DATA SECTION —
______

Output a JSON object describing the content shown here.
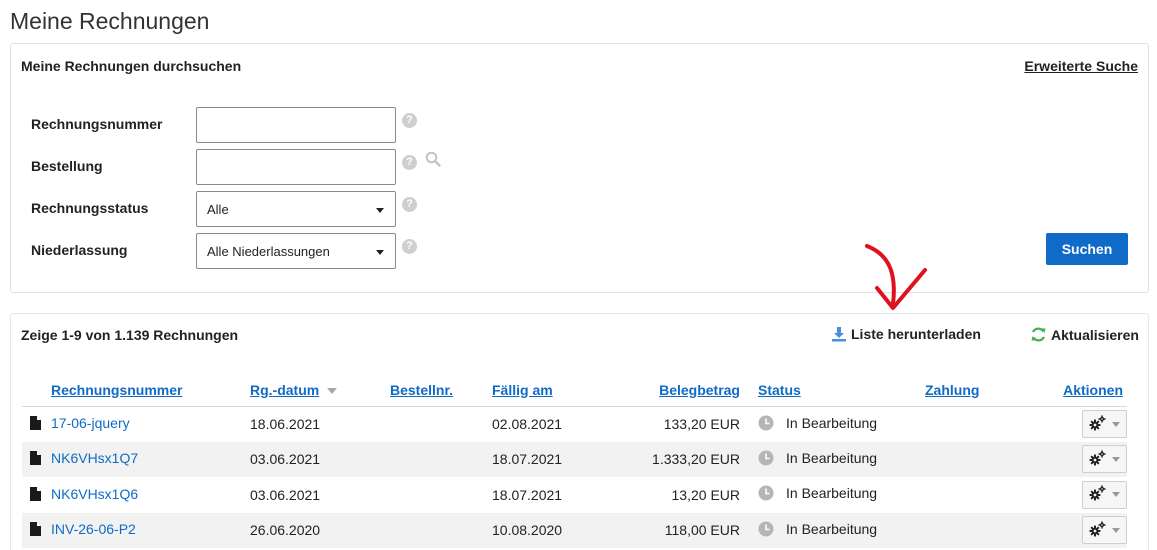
{
  "page_title": "Meine Rechnungen",
  "search": {
    "heading": "Meine Rechnungen durchsuchen",
    "advanced_link": "Erweiterte Suche",
    "fields": {
      "invoice_number": {
        "label": "Rechnungsnummer",
        "value": ""
      },
      "order": {
        "label": "Bestellung",
        "value": ""
      },
      "status": {
        "label": "Rechnungsstatus",
        "selected": "Alle"
      },
      "branch": {
        "label": "Niederlassung",
        "selected": "Alle Niederlassungen"
      }
    },
    "help_glyph": "?",
    "search_button": "Suchen"
  },
  "results": {
    "count_text": "Zeige 1-9 von 1.139 Rechnungen",
    "download_label": "Liste herunterladen",
    "refresh_label": "Aktualisieren",
    "columns": [
      "Rechnungsnummer",
      "Rg.-datum",
      "Bestellnr.",
      "Fällig am",
      "Belegbetrag",
      "Status",
      "Zahlung",
      "Aktionen"
    ],
    "rows": [
      {
        "number": "17-06-jquery",
        "date": "18.06.2021",
        "order": "",
        "due": "02.08.2021",
        "amount": "133,20 EUR",
        "status": "In Bearbeitung",
        "payment": ""
      },
      {
        "number": "NK6VHsx1Q7",
        "date": "03.06.2021",
        "order": "",
        "due": "18.07.2021",
        "amount": "1.333,20 EUR",
        "status": "In Bearbeitung",
        "payment": ""
      },
      {
        "number": "NK6VHsx1Q6",
        "date": "03.06.2021",
        "order": "",
        "due": "18.07.2021",
        "amount": "13,20 EUR",
        "status": "In Bearbeitung",
        "payment": ""
      },
      {
        "number": "INV-26-06-P2",
        "date": "26.06.2020",
        "order": "",
        "due": "10.08.2020",
        "amount": "118,00 EUR",
        "status": "In Bearbeitung",
        "payment": ""
      }
    ]
  },
  "icons": {
    "document": "document-icon",
    "clock": "clock-icon",
    "gear": "gear-icon",
    "download": "download-icon",
    "refresh": "refresh-icon",
    "annotation_arrow": "red-arrow-icon"
  },
  "colors": {
    "link_blue": "#0f6bc7",
    "button_blue": "#0f6bc7",
    "refresh_green": "#3fb24f",
    "download_blue": "#4a90d9",
    "annotation_red": "#e0101c",
    "row_alt": "#f2f2f2"
  }
}
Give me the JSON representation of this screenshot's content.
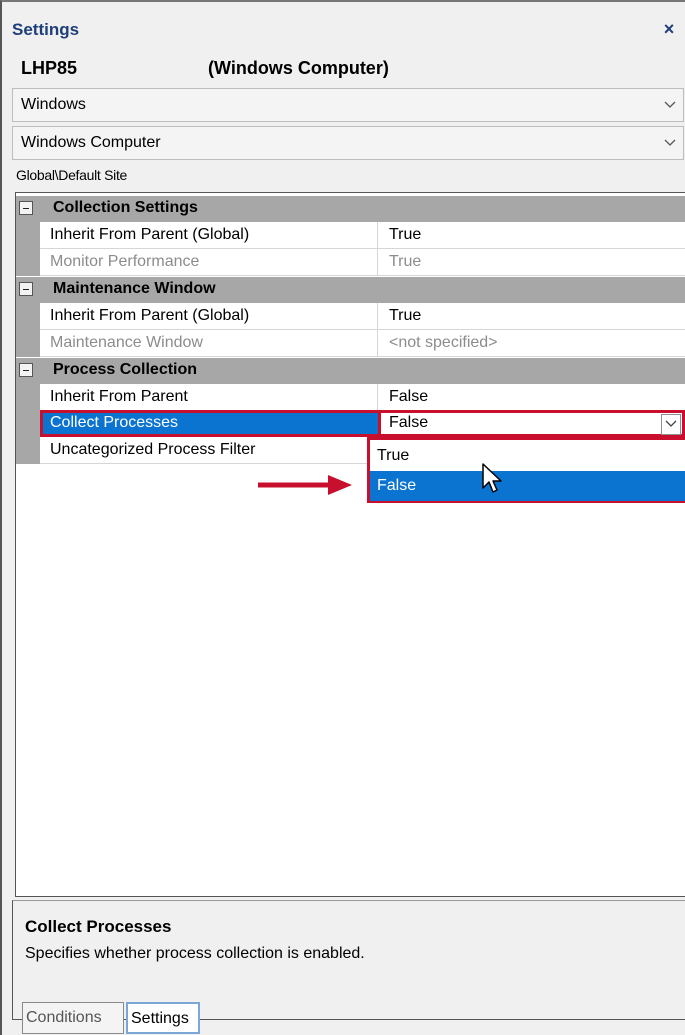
{
  "title": "Settings",
  "close_glyph": "×",
  "object": {
    "name": "LHP85",
    "type": "(Windows Computer)"
  },
  "combos": [
    {
      "value": "Windows"
    },
    {
      "value": "Windows Computer"
    }
  ],
  "site_path": "Global\\Default Site",
  "categories": [
    {
      "label": "Collection Settings",
      "rows": [
        {
          "name": "Inherit From Parent (Global)",
          "value": "True",
          "disabled": false
        },
        {
          "name": "Monitor Performance",
          "value": "True",
          "disabled": true
        }
      ]
    },
    {
      "label": "Maintenance Window",
      "rows": [
        {
          "name": "Inherit From Parent (Global)",
          "value": "True",
          "disabled": false
        },
        {
          "name": "Maintenance Window",
          "value": "<not specified>",
          "disabled": true
        }
      ]
    },
    {
      "label": "Process Collection",
      "rows": [
        {
          "name": "Inherit From Parent",
          "value": "False",
          "disabled": false
        },
        {
          "name": "Collect Processes",
          "value": "False",
          "selected": true
        },
        {
          "name": "Uncategorized Process Filter",
          "value": "",
          "disabled": false
        }
      ]
    }
  ],
  "dropdown_options": [
    "True",
    "False"
  ],
  "dropdown_highlighted": "False",
  "description": {
    "title": "Collect Processes",
    "text": "Specifies whether process collection is enabled."
  },
  "tabs": [
    {
      "label": "Conditions",
      "active": false
    },
    {
      "label": "Settings",
      "active": true
    }
  ],
  "colors": {
    "highlight": "#0b74d1",
    "annotation_red": "#c8102e",
    "category_gray": "#a7a7a7",
    "title_blue": "#1f3f7a"
  },
  "icons": [
    "close-icon",
    "chevron-down-icon",
    "collapse-icon",
    "dropdown-arrow-icon",
    "annotation-arrow-icon",
    "mouse-cursor-icon"
  ]
}
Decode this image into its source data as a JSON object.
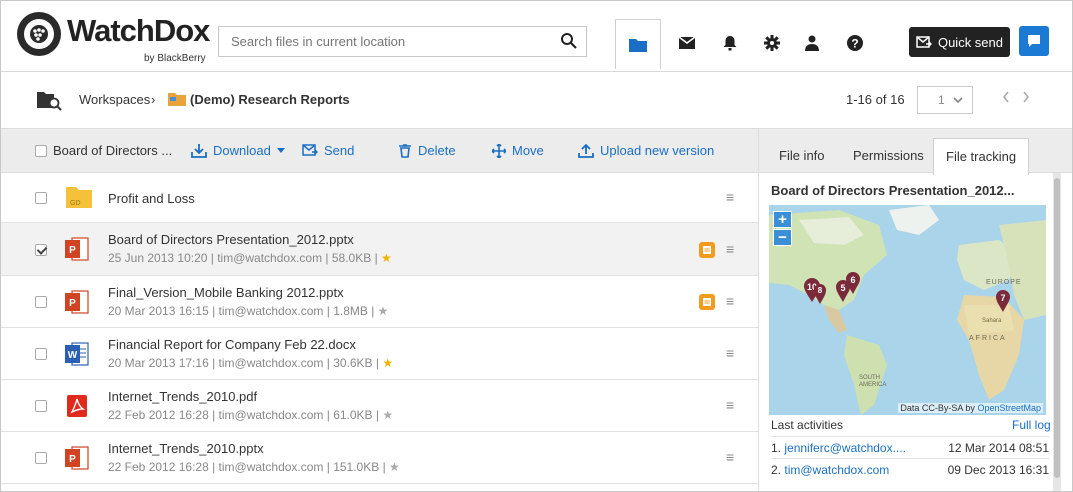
{
  "header": {
    "brand": "WatchDox",
    "brand_sub": "by BlackBerry",
    "search_placeholder": "Search files in current location",
    "quick_send_label": "Quick send",
    "nav_icons": [
      "folder-icon",
      "envelope-icon",
      "bell-icon",
      "gear-icon",
      "user-icon",
      "help-icon"
    ]
  },
  "breadcrumb": {
    "root": "Workspaces",
    "separator": "›",
    "current": "(Demo) Research Reports",
    "pager_text": "1-16 of 16",
    "page_value": "1"
  },
  "toolbar": {
    "selection_label": "Board of Directors ...",
    "download_label": "Download",
    "send_label": "Send",
    "delete_label": "Delete",
    "move_label": "Move",
    "upload_label": "Upload new version"
  },
  "files": [
    {
      "name": "Profit and Loss",
      "meta": "",
      "type": "folder",
      "checked": false,
      "note": false,
      "starred": null
    },
    {
      "name": "Board of Directors Presentation_2012.pptx",
      "meta": "25 Jun 2013 10:20 | tim@watchdox.com | 58.0KB |",
      "type": "pptx",
      "checked": true,
      "note": true,
      "starred": true
    },
    {
      "name": "Final_Version_Mobile Banking 2012.pptx",
      "meta": "20 Mar 2013 16:15 | tim@watchdox.com | 1.8MB |",
      "type": "pptx",
      "checked": false,
      "note": true,
      "starred": false
    },
    {
      "name": "Financial Report for Company Feb 22.docx",
      "meta": "20 Mar 2013 17:16 | tim@watchdox.com | 30.6KB |",
      "type": "docx",
      "checked": false,
      "note": false,
      "starred": true
    },
    {
      "name": "Internet_Trends_2010.pdf",
      "meta": "22 Feb 2012 16:28 | tim@watchdox.com | 61.0KB |",
      "type": "pdf",
      "checked": false,
      "note": false,
      "starred": false
    },
    {
      "name": "Internet_Trends_2010.pptx",
      "meta": "22 Feb 2012 16:28 | tim@watchdox.com | 151.0KB |",
      "type": "pptx",
      "checked": false,
      "note": false,
      "starred": false
    }
  ],
  "folder_badge": "GD",
  "panel": {
    "tabs": [
      "File info",
      "Permissions",
      "File tracking"
    ],
    "active_tab": "File tracking",
    "title": "Board of Directors Presentation_2012...",
    "map_attribution": "Data CC-By-SA by",
    "map_attribution_link": "OpenStreetMap",
    "map_labels": {
      "europe": "EUROPE",
      "africa": "AFRICA",
      "south_america": "SOUTH AMERICA",
      "sahara": "Sahara"
    },
    "pins": [
      "10",
      "8",
      "5",
      "6",
      "7"
    ],
    "last_activities_label": "Last activities",
    "full_log_label": "Full log",
    "activities": [
      {
        "index": "1.",
        "user": "jenniferc@watchdox....",
        "time": "12 Mar 2014 08:51"
      },
      {
        "index": "2.",
        "user": "tim@watchdox.com",
        "time": "09 Dec 2013 16:31"
      }
    ]
  },
  "colors": {
    "accent": "#1a7ad4",
    "note": "#f29b1d",
    "pin": "#7a2a3a",
    "star": "#f0b400"
  }
}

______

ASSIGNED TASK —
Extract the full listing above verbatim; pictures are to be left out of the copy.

WRITTEN REPLY —
Output a JSON object describing the content shown here.
{
  "page_title": "Meine Rechnungen",
  "search": {
    "heading": "Meine Rechnungen durchsuchen",
    "advanced_link": "Erweiterte Suche",
    "fields": {
      "invoice_number": {
        "label": "Rechnungsnummer",
        "value": ""
      },
      "order": {
        "label": "Bestellung",
        "value": ""
      },
      "status": {
        "label": "Rechnungsstatus",
        "selected": "Alle"
      },
      "branch": {
        "label": "Niederlassung",
        "selected": "Alle Niederlassungen"
      }
    },
    "help_glyph": "?",
    "search_button": "Suchen"
  },
  "results": {
    "count_text": "Zeige 1-9 von 1.139 Rechnungen",
    "download_label": "Liste herunterladen",
    "refresh_label": "Aktualisieren",
    "columns": [
      "Rechnungsnummer",
      "Rg.-datum",
      "Bestellnr.",
      "Fällig am",
      "Belegbetrag",
      "Status",
      "Zahlung",
      "Aktionen"
    ],
    "rows": [
      {
        "number": "17-06-jquery",
        "date": "18.06.2021",
        "order": "",
        "due": "02.08.2021",
        "amount": "133,20 EUR",
        "status": "In Bearbeitung",
        "payment": ""
      },
      {
        "number": "NK6VHsx1Q7",
        "date": "03.06.2021",
        "order": "",
        "due": "18.07.2021",
        "amount": "1.333,20 EUR",
        "status": "In Bearbeitung",
        "payment": ""
      },
      {
        "number": "NK6VHsx1Q6",
        "date": "03.06.2021",
        "order": "",
        "due": "18.07.2021",
        "amount": "13,20 EUR",
        "status": "In Bearbeitung",
        "payment": ""
      },
      {
        "number": "INV-26-06-P2",
        "date": "26.06.2020",
        "order": "",
        "due": "10.08.2020",
        "amount": "118,00 EUR",
        "status": "In Bearbeitung",
        "payment": ""
      }
    ]
  },
  "icons": {
    "document": "document-icon",
    "clock": "clock-icon",
    "gear": "gear-icon",
    "download": "download-icon",
    "refresh": "refresh-icon",
    "annotation_arrow": "red-arrow-icon"
  },
  "colors": {
    "link_blue": "#0f6bc7",
    "button_blue": "#0f6bc7",
    "refresh_green": "#3fb24f",
    "download_blue": "#4a90d9",
    "annotation_red": "#e0101c",
    "row_alt": "#f2f2f2"
  }
}
Give me the JSON representation of this screenshot's content.
{
  "title": "Settings",
  "close_glyph": "×",
  "object": {
    "name": "LHP85",
    "type": "(Windows Computer)"
  },
  "combos": [
    {
      "value": "Windows"
    },
    {
      "value": "Windows Computer"
    }
  ],
  "site_path": "Global\\Default Site",
  "categories": [
    {
      "label": "Collection Settings",
      "rows": [
        {
          "name": "Inherit From Parent (Global)",
          "value": "True",
          "disabled": false
        },
        {
          "name": "Monitor Performance",
          "value": "True",
          "disabled": true
        }
      ]
    },
    {
      "label": "Maintenance Window",
      "rows": [
        {
          "name": "Inherit From Parent (Global)",
          "value": "True",
          "disabled": false
        },
        {
          "name": "Maintenance Window",
          "value": "<not specified>",
          "disabled": true
        }
      ]
    },
    {
      "label": "Process Collection",
      "rows": [
        {
          "name": "Inherit From Parent",
          "value": "False",
          "disabled": false
        },
        {
          "name": "Collect Processes",
          "value": "False",
          "selected": true
        },
        {
          "name": "Uncategorized Process Filter",
          "value": "",
          "disabled": false
        }
      ]
    }
  ],
  "dropdown_options": [
    "True",
    "False"
  ],
  "dropdown_highlighted": "False",
  "description": {
    "title": "Collect Processes",
    "text": "Specifies whether process collection is enabled."
  },
  "tabs": [
    {
      "label": "Conditions",
      "active": false
    },
    {
      "label": "Settings",
      "active": true
    }
  ],
  "colors": {
    "highlight": "#0b74d1",
    "annotation_red": "#c8102e",
    "category_gray": "#a7a7a7",
    "title_blue": "#1f3f7a"
  },
  "icons": [
    "close-icon",
    "chevron-down-icon",
    "collapse-icon",
    "dropdown-arrow-icon",
    "annotation-arrow-icon",
    "mouse-cursor-icon"
  ]
}
Decode this image into its source data as a JSON object.
{
  "header": {
    "brand": "WatchDox",
    "brand_sub": "by BlackBerry",
    "search_placeholder": "Search files in current location",
    "quick_send_label": "Quick send",
    "nav_icons": [
      "folder-icon",
      "envelope-icon",
      "bell-icon",
      "gear-icon",
      "user-icon",
      "help-icon"
    ]
  },
  "breadcrumb": {
    "root": "Workspaces",
    "separator": "›",
    "current": "(Demo) Research Reports",
    "pager_text": "1-16 of 16",
    "page_value": "1"
  },
  "toolbar": {
    "selection_label": "Board of Directors ...",
    "download_label": "Download",
    "send_label": "Send",
    "delete_label": "Delete",
    "move_label": "Move",
    "upload_label": "Upload new version"
  },
  "files": [
    {
      "name": "Profit and Loss",
      "meta": "",
      "type": "folder",
      "checked": false,
      "note": false,
      "starred": null
    },
    {
      "name": "Board of Directors Presentation_2012.pptx",
      "meta": "25 Jun 2013 10:20 | tim@watchdox.com | 58.0KB |",
      "type": "pptx",
      "checked": true,
      "note": true,
      "starred": true
    },
    {
      "name": "Final_Version_Mobile Banking 2012.pptx",
      "meta": "20 Mar 2013 16:15 | tim@watchdox.com | 1.8MB |",
      "type": "pptx",
      "checked": false,
      "note": true,
      "starred": false
    },
    {
      "name": "Financial Report for Company Feb 22.docx",
      "meta": "20 Mar 2013 17:16 | tim@watchdox.com | 30.6KB |",
      "type": "docx",
      "checked": false,
      "note": false,
      "starred": true
    },
    {
      "name": "Internet_Trends_2010.pdf",
      "meta": "22 Feb 2012 16:28 | tim@watchdox.com | 61.0KB |",
      "type": "pdf",
      "checked": false,
      "note": false,
      "starred": false
    },
    {
      "name": "Internet_Trends_2010.pptx",
      "meta": "22 Feb 2012 16:28 | tim@watchdox.com | 151.0KB |",
      "type": "pptx",
      "checked": false,
      "note": false,
      "starred": false
    }
  ],
  "folder_badge": "GD",
  "panel": {
    "tabs": [
      "File info",
      "Permissions",
      "File tracking"
    ],
    "active_tab": "File tracking",
    "title": "Board of Directors Presentation_2012...",
    "map_attribution": "Data CC-By-SA by",
    "map_attribution_link": "OpenStreetMap",
    "map_labels": {
      "europe": "EUROPE",
      "africa": "AFRICA",
      "south_america": "SOUTH AMERICA",
      "sahara": "Sahara"
    },
    "pins": [
      "10",
      "8",
      "5",
      "6",
      "7"
    ],
    "last_activities_label": "Last activities",
    "full_log_label": "Full log",
    "activities": [
      {
        "index": "1.",
        "user": "jenniferc@watchdox....",
        "time": "12 Mar 2014 08:51"
      },
      {
        "index": "2.",
        "user": "tim@watchdox.com",
        "time": "09 Dec 2013 16:31"
      }
    ]
  },
  "colors": {
    "accent": "#1a7ad4",
    "note": "#f29b1d",
    "pin": "#7a2a3a",
    "star": "#f0b400"
  }
}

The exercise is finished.